Below is the Mingus Mill taken in late afternoon light. The Mingus Mill was originally built in the 1790’s by the Mingus Family who owned it until the 1930’s when the National Park Service acquired it.  The current mill, built in 1886 replaced the original mill and uses a water-powered turbine to power all the machinery in the mill instead of a traditional water wheel.

 

Mingus Mill in Autumn

Mingus Mill in Autumn – Click image to enlarge

Noah “Bud” Ogle was a Smoky Mountain farmer who first settled in what is now Gatlinburg with his wife Cindy in 1879.  Their cabin, pictured above was built in the 1880’s and consists of two cabins sharing a single chimney, known as a “saddlebag” style.  The Ogle cabin also has a very unique feature for the time…running water!  A wooden plume ran from a spring near the cabin up to the back porch.  Once there the water poured into a double sink made from a large log.

 

Noah Bud Ogle Homestead - Click image to enlarge

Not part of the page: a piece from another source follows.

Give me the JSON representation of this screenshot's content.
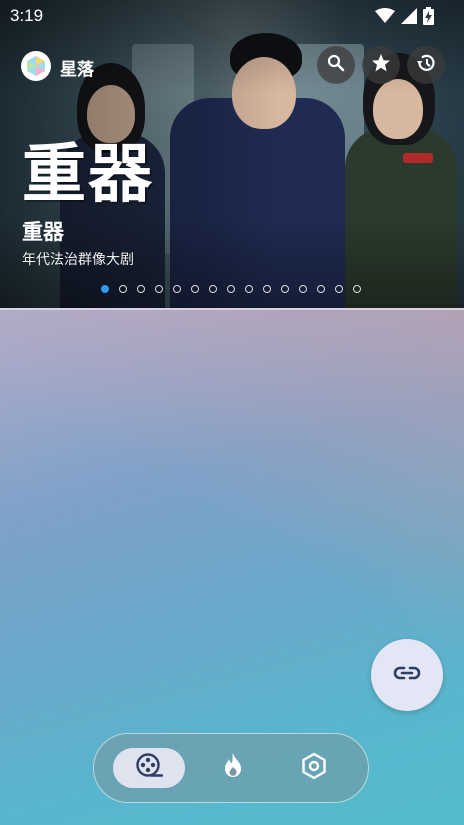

Noah Bud Ogle Homestead – Click image to enlarge

 

To see more of my photography of the Smoky Mountains, please visit my gallery here. If you have any questions about this website or my photography, I’d love to hear from you.  Please click here to email me.

Posted in National Parks Tagged , |